APS and VIP receive $950,000 grant to create pilot program designed to help prevent school and gun violence
Three months and 15 days after 14-year-old Marcos Trejo shot and killed 16-year old Andrew Burson just outside of West Mesa High School’s campus, city and community leaders gathered Tuesday morning on the steps of school to announce a $950,000 grant from the W.K Kellogg Foundation.
This grant will be put towards helping break the cycle of violence APS students experience by creating an 18-month pilot program at West Mesa High School. Violence Intervention Program Manager Gerri Bachicha explained that this grant is aimed at helping prevent the next school shooting.
“The school-based violence intervention program was developed in conjunction with the West Mesa staff to help bridge the gaps in systems and help students who are engaging in the cycles of violence with resources. The program includes on campus peer-to-peer support through community based efforts and it includes intensive long-term case management support for those at risk of becoming engaged in the cycles of violence and gun violence.”
According to the gunviolencearchieve.org, there have already been 48 total incidents of gun violence in Albuquerque in 2022 alone as of June 2nd, when the last one was archived.
In response to the shooting of Andrew Burson, Albuquerque Public Schools Superintendent Scott Elder said the district has overhauled their on-campus security. Adding cameras, additional fencing, Ring systems at school entrances, and changing locks. But ultimately Elder said the solution comes down to intervention in the lives of students.
“Gun violence is not a school problem, it’s a community problem and this is a community solution to this problem.
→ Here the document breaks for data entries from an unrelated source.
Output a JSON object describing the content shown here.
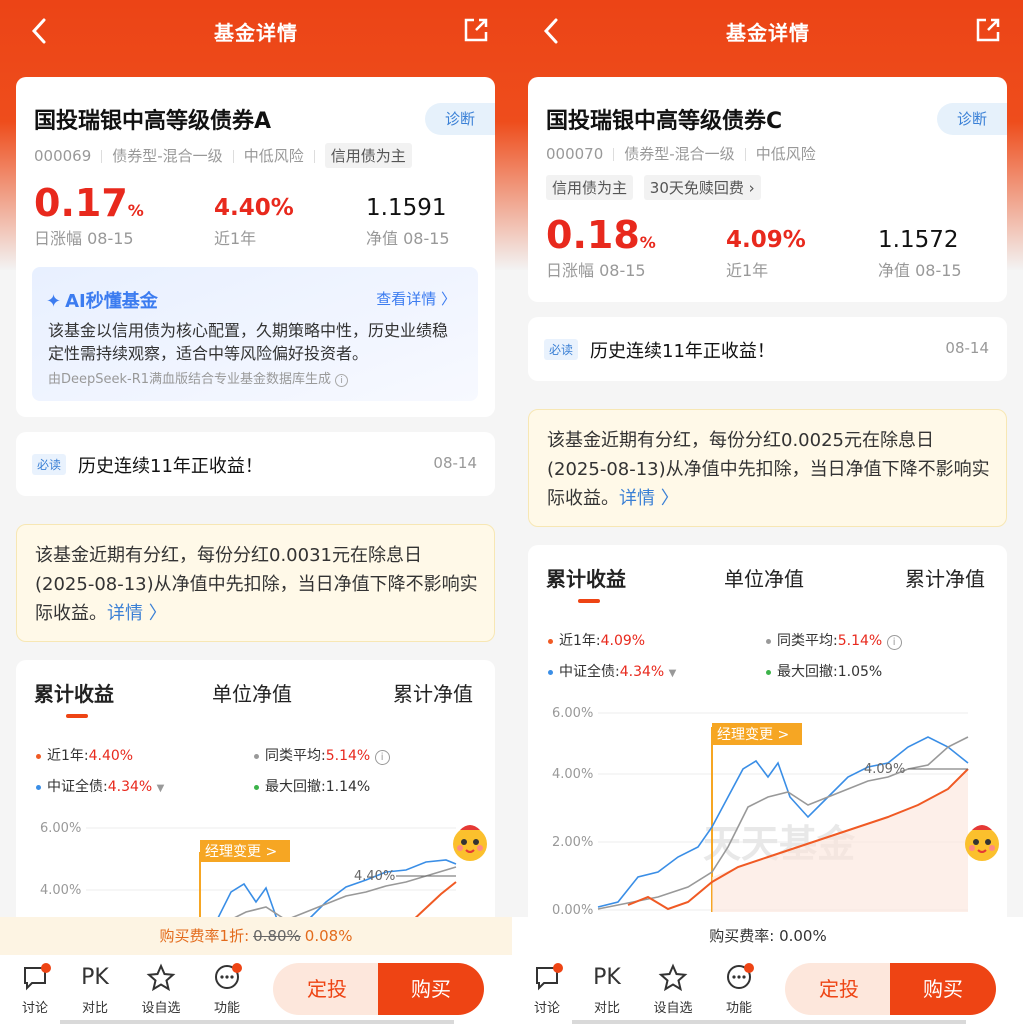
{
  "header": {
    "title": "基金详情"
  },
  "left": {
    "fund_name": "国投瑞银中高等级债券A",
    "diagnose": "诊断",
    "code": "000069",
    "type": "债券型-混合一级",
    "risk": "中低风险",
    "tag": "信用债为主",
    "day_change": "0.17",
    "pct": "%",
    "day_label": "日涨幅 08-15",
    "year_return": "4.40%",
    "year_label": "近1年",
    "nav": "1.1591",
    "nav_label": "净值 08-15",
    "ai_title": "AI秒懂基金",
    "ai_more": "查看详情 〉",
    "ai_text": "该基金以信用债为核心配置，久期策略中性，历史业绩稳定性需持续观察，适合中等风险偏好投资者。",
    "ai_source": "由DeepSeek-R1满血版结合专业基金数据库生成",
    "must_read": "必读",
    "note": "历史连续11年正收益！",
    "note_date": "08-14",
    "dividend": "该基金近期有分红，每份分红0.0031元在除息日(2025-08-13)从净值中先扣除，当日净值下降不影响实际收益。",
    "dividend_link": "详情 〉",
    "tabs": [
      "累计收益",
      "单位净值",
      "累计净值"
    ],
    "legend": {
      "l1": "近1年:",
      "v1": "4.40%",
      "l2": "同类平均:",
      "v2": "5.14%",
      "l3": "中证全债:",
      "v3": "4.34%",
      "l4": "最大回撤:",
      "v4": "1.14%"
    },
    "fee_label": "购买费率1折:",
    "fee_old": "0.80%",
    "fee_new": "0.08%"
  },
  "right": {
    "fund_name": "国投瑞银中高等级债券C",
    "diagnose": "诊断",
    "code": "000070",
    "type": "债券型-混合一级",
    "risk": "中低风险",
    "tag1": "信用债为主",
    "tag2": "30天免赎回费 ›",
    "day_change": "0.18",
    "pct": "%",
    "day_label": "日涨幅 08-15",
    "year_return": "4.09%",
    "year_label": "近1年",
    "nav": "1.1572",
    "nav_label": "净值 08-15",
    "must_read": "必读",
    "note": "历史连续11年正收益！",
    "note_date": "08-14",
    "dividend": "该基金近期有分红，每份分红0.0025元在除息日(2025-08-13)从净值中先扣除，当日净值下降不影响实际收益。",
    "dividend_link": "详情 〉",
    "tabs": [
      "累计收益",
      "单位净值",
      "累计净值"
    ],
    "legend": {
      "l1": "近1年:",
      "v1": "4.09%",
      "l2": "同类平均:",
      "v2": "5.14%",
      "l3": "中证全债:",
      "v3": "4.34%",
      "l4": "最大回撤:",
      "v4": "1.05%"
    },
    "fee": "购买费率: 0.00%"
  },
  "chart_left": {
    "yticks": [
      "6.00%",
      "4.00%"
    ],
    "manager_change": "经理变更 >",
    "end_label": "4.40%"
  },
  "chart_right": {
    "yticks": [
      "6.00%",
      "4.00%",
      "2.00%",
      "0.00%"
    ],
    "manager_change": "经理变更 >",
    "end_label": "4.09%",
    "watermark": "天天基金"
  },
  "nav": {
    "discuss": "讨论",
    "pk": "PK",
    "compare": "对比",
    "watch": "设自选",
    "func": "功能",
    "dingtou": "定投",
    "buy": "购买"
  },
  "colors": {
    "accent": "#ee4414",
    "red": "#e8291d",
    "blue": "#3b80d5",
    "series_fund": "#f05a24",
    "series_avg": "#999999",
    "series_index": "#3a8ee6"
  }
}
I’m deeply appreciative of the people behind me and their willingness to step up and to support our staff and our students in these trying times,” said Elder.
West Mesa Principal Michele Torres said the invention program will help the district think outside the box and begin to be proactive in preventing school and gun violence, instead of reactive.
“Our ultimate goal is to keep our campuses safe for all of us, students and staff, Torres said. “Through the VIP program, we are taking the first steps in bringing our school, students, educators, and community together to create a viable solution for everyone. We are very appreciative of this opportunity.”
Officials hope the success of this pilot program will allow it to be implemented at other schools around the district.